The rigorous campaigning by US President Barack Obama and Republican candidate Mitt Romney is about to end in a few hours time. The intensive debates between the Presidential candidates in past few weeks might have ruffled apprehensions on contentious security issues, clarified positions at-length on foreign affairs, and proposed future course of action on creating jobs, but what they collaboratively steered off from speaking on, was climate change.
It is rather difficult to imagine that the leader of the world’s most significant contributor to greenhouse gases, President Obama, chose not to speak on reduction of greenhouse gas emissions, or on realization of the promise he made for climate change legislation when, in 2008, he said, “Generations would look back, and say, among other things, this was the moment when the rise of the oceans began to slow and our planet began to heal.” Mitt Romney, on the other hand, retorted in August this year, by saying, “President Obama promised to begin to slow the rise of the oceans and heal the planet. My promise is to help you and your family.”
It’s surprising to note that despite mounting scientific evidence, both the candidates chose to ignore or mock at climate change issues that are emerging as more prominent and threatening.
The timing of Superstorm Sandy, though an undesired coincidence, came at a time when climate change was almost blocked (or blacked out) from the discussion space. The huge trail of devastation that it left in its aftermath hampered election campaigning and threw the climate change agenda back into public domain.
But will this issue garner popular support or evoke any interest? Will people be able to rally around this issue and ask what their politicians would want to do about it?
A majority of the US population is facing the wrath of a lingering economic crisis, with low growth prospects and uncertain employment. With such pressing issues dominating most of the ‘discussion space’, there would be little appreciation of silent dangers. People believe what they see and hear most, and that’s where the trap lies. With leaders not keen on championing this issue, it is likely to remain a sidelined issue.
But what is worrisome is that this political ignorance is surreptitiously promoting a myth or an ‘erroneous belief’ that an economy can work without worrying much about climate change issues. This is quite evident in Romney’s support to dirty energy Tar Sands project – the Keystone XL pipeline – and his promise to dilute some of Obama’s environmental laws.

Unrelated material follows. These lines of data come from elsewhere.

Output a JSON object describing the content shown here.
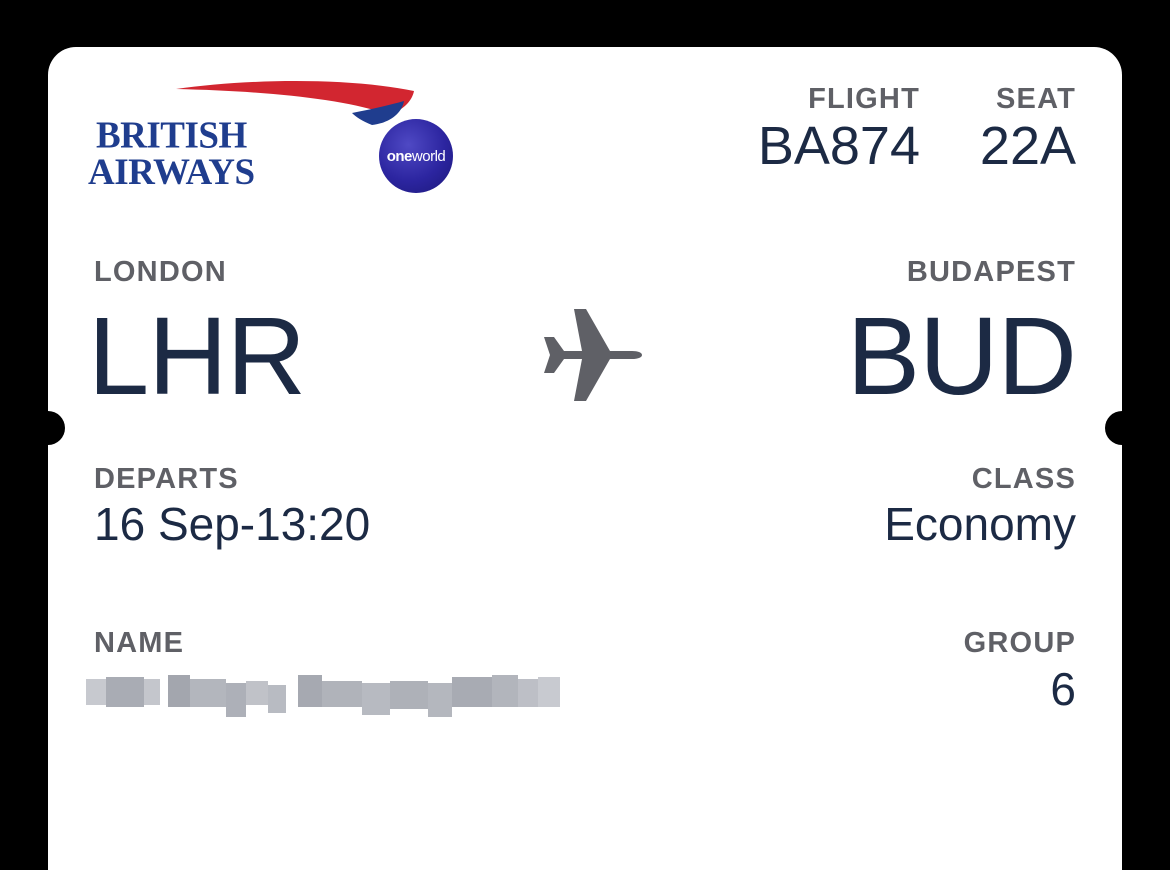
{
  "airline": {
    "name_line1": "BRITISH",
    "name_line2": "AIRWAYS",
    "alliance_bold": "one",
    "alliance_light": "world"
  },
  "flight": {
    "label": "FLIGHT",
    "value": "BA874"
  },
  "seat": {
    "label": "SEAT",
    "value": "22A"
  },
  "origin": {
    "city": "LONDON",
    "code": "LHR"
  },
  "destination": {
    "city": "BUDAPEST",
    "code": "BUD"
  },
  "departs": {
    "label": "DEPARTS",
    "value": "16 Sep-13:20"
  },
  "class": {
    "label": "CLASS",
    "value": "Economy"
  },
  "passenger": {
    "label": "NAME"
  },
  "group": {
    "label": "GROUP",
    "value": "6"
  },
  "icons": {
    "route": "airplane-icon",
    "logo_mark": "speedmarque-icon",
    "alliance": "oneworld-icon"
  },
  "colors": {
    "brand_blue": "#1f3d8e",
    "brand_red": "#d22630",
    "text_dark": "#1c2a44",
    "label_gray": "#5f6066",
    "alliance_purple": "#2c25a0"
  }
}
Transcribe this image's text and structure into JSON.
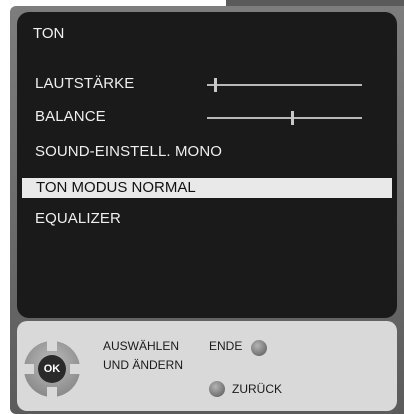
{
  "menu": {
    "title": "TON",
    "items": [
      {
        "label": "LAUTSTÄRKE",
        "slider_level": 0.05
      },
      {
        "label": "BALANCE",
        "slider_level": 0.55
      },
      {
        "label": "SOUND-EINSTELL. MONO"
      },
      {
        "label": "TON MODUS NORMAL",
        "selected": true
      },
      {
        "label": "EQUALIZER"
      }
    ]
  },
  "footer": {
    "ok_label": "OK",
    "select_line1": "AUSWÄHLEN",
    "select_line2": "UND ÄNDERN",
    "exit_label": "ENDE",
    "back_label": "ZURÜCK"
  }
}
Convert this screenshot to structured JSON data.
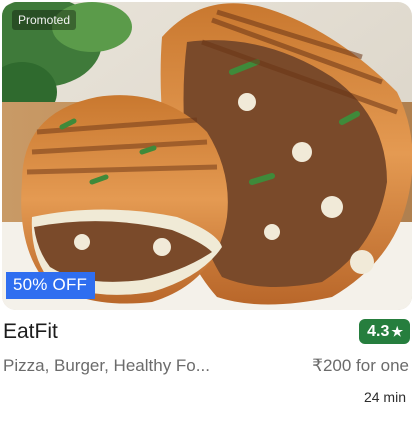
{
  "restaurant": {
    "promoted_label": "Promoted",
    "discount_label": "50% OFF",
    "name": "EatFit",
    "rating": "4.3",
    "rating_icon": "star-icon",
    "cuisines": "Pizza, Burger, Healthy Fo...",
    "price_for_one": "₹200 for one",
    "delivery_time": "24 min",
    "colors": {
      "rating_badge": "#267e3e",
      "discount_badge": "#2f6ef0",
      "muted_text": "#6b6b6b"
    }
  }
}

But ‘Hurricane Sandy’ is a stark reality and is an outcome of warming oceans. It has been scientifically proved that the ferocity of hurricanes multiplies manifold when they sit on warmer oceans. The Intergovernmental Panel on Climate Change (IPCC) finds that the potential destructiveness of hurricanes have shown a substantial upward trend since the mid-1970s, “with a trend towards longer storm duration and greater storm intensity, and the activity is strongly correlated with tropical sea surface temperature”.
Brushing aside these facts, the two presidential candidates have deftly kept the people hooked on to the more obvious and immediate issues – a move that perhaps makes it easy for them to connect across voters. By doing so, they have obfuscated the growing threat of climate change to suite their political agenda.
There seems to be a deeply entrenched notion among political leadership, that talking of reduction in consumption and moderation of lifestyles would not augur well with the voting class that is already reeling under poor macro-economic conditions.
But is this not a short-lived approach?
Irreversible climate change can have much profound impact on economy and cause far greater damage to life. According to a 2011 report from Pew Centre on Global Climate Change, the extreme weather in 2011 exposes the social and economic vulnerability of US to climate change and points out that planners and policy makers must draw lessons from recent individual (extreme) weather events and inform their action plans.
But who is going to educate the masses about the impacts of climate change or rake it up as a political issue worthy of debate?
President Barack Obama, being in power, might have achieved some milestones in getting key environmental regulations, such as the energy efficiency norms for vehicles, approved, but has missed the larger opportunity to turn it into a nation-wide political issue (read more on this in our post “The Silence of US President Obama on Climate Change – A Serious Ethical Lapse?” by guest author Prof. Donald A. Brown of Widener University School of Law.)
Hurricanes, such as Sandy, cannot be merely termed as natural disasters. Scientific evidence strongly substantiating the contribution of human activity in the phenomenal increase in anthropogenic greenhouse gas emissions cannot be wished away. Climate change is as much worthy of debate in political domain as in the scientific domain.
For now, the consequences of ‘Sandy’ or the social cost of political ignorance will be borne by the people, the nation and the world. By not addressing climate change, or rather mocking at it, political parties may win elections, but the nation would definitely stand out to lose.
© 2012 ThinktoSustain.com. All Rights Reserved.